Two of the most popular and important Thai festivals are Loy Krathong and Yi Peng. Celebrated throughout the country, both festivals are highly celebrated in Chiang Mai, Sukhothai and Ayutthaya.
Loy Krathong and Yi Peng are widely known for their incredible lights and colors. Loy Kratong is celebrated in the twelfth month of the year—in line with the Thai calendar—during the days leading up to the full moon. The festival is fully interactive and you’ll see folks decorating baskets and floating them down the river, a krathong folded in banana leaves, incense, and candles all captured in the basket.
Yi Peng takes place at the same time as Loy Krathong. The hallmark of Yi Peng is a giant release of lanterns into the air. Weeks before the celebrations of both festivals, Thai cities are full of decorations and twinkly lights.
During Loy Krathong, people make a wish before sending their baskets (or krathongs) down the river. It’s believed that doing so is seen as a sign of respect by the spirits that inhabit the water. Some also send a lock of hair or a piece of their fingernail with the krathong that signifies they are letting go of negative thoughts and past bad deeds.
Yi Peng, on the other hand, is all about driving off bad luck. Releasing lanterns is symbolic of letting go of bad energy and sins. After the lanterns are released, the people pray that their sins are carried far away with them. Many people even put money in the lanterns so that whoever finds them when they come back to earth is given good luck.
Extra Festival Highlights
If you’re traveling to see this festival in person, you can expect some serious fun. The Nopphamat Queen Contest, for example, is a beauty contest held each year during the festival.
The lantern release will actually happen in three separate stages each with its own meaning. You’ll also note that it is synchronized for the fullest effect.
What to Expect?

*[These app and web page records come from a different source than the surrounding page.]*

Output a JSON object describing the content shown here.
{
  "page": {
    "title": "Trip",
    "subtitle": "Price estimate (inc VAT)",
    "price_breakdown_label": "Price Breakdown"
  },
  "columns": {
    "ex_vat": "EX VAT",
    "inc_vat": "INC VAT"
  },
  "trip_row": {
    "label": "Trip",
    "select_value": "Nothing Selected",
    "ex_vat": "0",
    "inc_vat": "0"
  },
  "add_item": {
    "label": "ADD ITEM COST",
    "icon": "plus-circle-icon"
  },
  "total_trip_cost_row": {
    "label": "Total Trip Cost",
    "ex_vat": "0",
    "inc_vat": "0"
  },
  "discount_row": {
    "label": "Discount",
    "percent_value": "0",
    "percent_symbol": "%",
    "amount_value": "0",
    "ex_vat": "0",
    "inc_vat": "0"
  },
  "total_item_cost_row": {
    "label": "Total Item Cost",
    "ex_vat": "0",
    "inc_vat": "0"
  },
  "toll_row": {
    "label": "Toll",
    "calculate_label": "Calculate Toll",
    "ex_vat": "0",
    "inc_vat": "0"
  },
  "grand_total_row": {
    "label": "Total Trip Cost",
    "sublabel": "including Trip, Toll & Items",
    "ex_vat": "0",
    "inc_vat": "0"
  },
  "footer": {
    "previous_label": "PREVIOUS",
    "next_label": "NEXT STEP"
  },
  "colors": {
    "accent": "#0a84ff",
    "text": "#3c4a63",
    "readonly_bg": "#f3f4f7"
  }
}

As a tourist, you’ll also be expected to sit and pay respect to Lord Buddha so be prepared. Come a few weeks before the actual celebration as festivities last quite a while. The end of the festival is the Loy Krathong celebration.
You should also expect to see houses and businesses completely decorated with banana stems, lanterns, and palm branches in every direction. Hanging lanterns are also known as “Kome” in the local dialect. You’ll definitely get to watch some fireworks when you show up for these festivals as well!
So come and laugh, sing, eat, and gain some good luck when you attend these two amazing Thai festivals